Jennifer Durham said...

I absolutely cannot believe it's been 2 years since you all moved! Living in an older house is a never ending cycle of renovations it seems. At least our house in Maryland was - I lived with no toilet upstairs for over a year. Good times!

buy art paintings said...

you guys are so funny!!! so much fun!!!

Barbara said...

Hi Deborah! Love, love hearing from you and your life and travails in your new country and apartment. Yes, I've lived amid construction for ages, one must make some major adjustments! But it all comes together in the end. :)
Also loved your list...the last one made me grin...your dentist is only $50??? Wow. Mine is double that.
I adore your friend Megan et al. What fun!!!
More, please.

Anonymous said...

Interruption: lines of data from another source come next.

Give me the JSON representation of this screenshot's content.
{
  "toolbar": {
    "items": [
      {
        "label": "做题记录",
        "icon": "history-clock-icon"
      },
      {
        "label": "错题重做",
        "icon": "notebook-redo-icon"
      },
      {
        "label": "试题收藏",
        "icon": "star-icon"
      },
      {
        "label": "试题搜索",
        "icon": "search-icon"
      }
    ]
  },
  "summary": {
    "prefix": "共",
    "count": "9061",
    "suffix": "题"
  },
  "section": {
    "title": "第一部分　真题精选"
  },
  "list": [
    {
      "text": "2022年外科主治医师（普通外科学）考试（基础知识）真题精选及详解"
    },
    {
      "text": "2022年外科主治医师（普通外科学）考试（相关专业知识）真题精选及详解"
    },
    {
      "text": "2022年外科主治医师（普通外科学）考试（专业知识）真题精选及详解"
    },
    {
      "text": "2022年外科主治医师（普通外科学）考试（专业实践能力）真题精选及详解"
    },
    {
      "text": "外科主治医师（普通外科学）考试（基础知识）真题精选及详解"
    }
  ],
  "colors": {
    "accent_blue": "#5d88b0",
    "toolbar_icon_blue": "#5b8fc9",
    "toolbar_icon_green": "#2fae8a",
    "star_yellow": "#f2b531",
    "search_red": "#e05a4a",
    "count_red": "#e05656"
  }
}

The lady tipped over in the sack with her feet in the air makes me laugh every time I look at it. I love your blog, I have Scots in my blood and would dearly love to vist, and see where my grandfather came from, Oban. Don't worry, the reno will be over. I lived thru' 3 with little kids, and now the memories make great stories that everyone rolls around laughing at. Or maybe it made us all go mental.

Francine Gardner said...

So thrilled to read you! What a gorgeous fun post! I enjoyed it immensely, Scotland is going to be on top of must visit priority list.
Not to tease you, but I am setting up an outdoor lunch, a perfect, warn sunny glorious fall day

24 Corners said...

Oh Deb, I'm so sorry I missed this post when you first posted it. I hope things have settled down a bit at the flat...after two house-buildings, I can't for the life of me imagine living amidst all the construction craziness...I tip my semi-retired hardhat to you.
Your descriptions of the Scottish folk and their Scottish ways is absolutely charming...it's like Mayberry in a way, with a tartan twist, sounds like heaven.
When I moved to Seattle from L.A., I felt the same way about the ladies here...no sizing up, very warm and friendly, and completely genuine...it was an enormous comfort and eye opener (sadly, L.A. had crept in a bit here, it's become a bit 'sizey' now).
Hugs to you all, hang in there...it will be over soon and you'll have your wonderful Scottish lair to cozy up in and enjoy...it will be lovely!!!
XOXO J~

Barbara Stevens said...

Och aye, I did enjoy reading this! You perfectly captured the Scottish folk with their pragmatism and their HUGE sense of humor. May's birthday party cracked me up. It reminded me of stories of my granny from Glasgow's bus holidays with her life long girl friends. These "girls" were in their 60s and inevitably one of them would switch everyone's dentures ( those awful Scottish teeth due to the national obsession for sweeties) so that each lady would wake up and put the wrong teeth in! You have to love people that don't take themselves too seriously.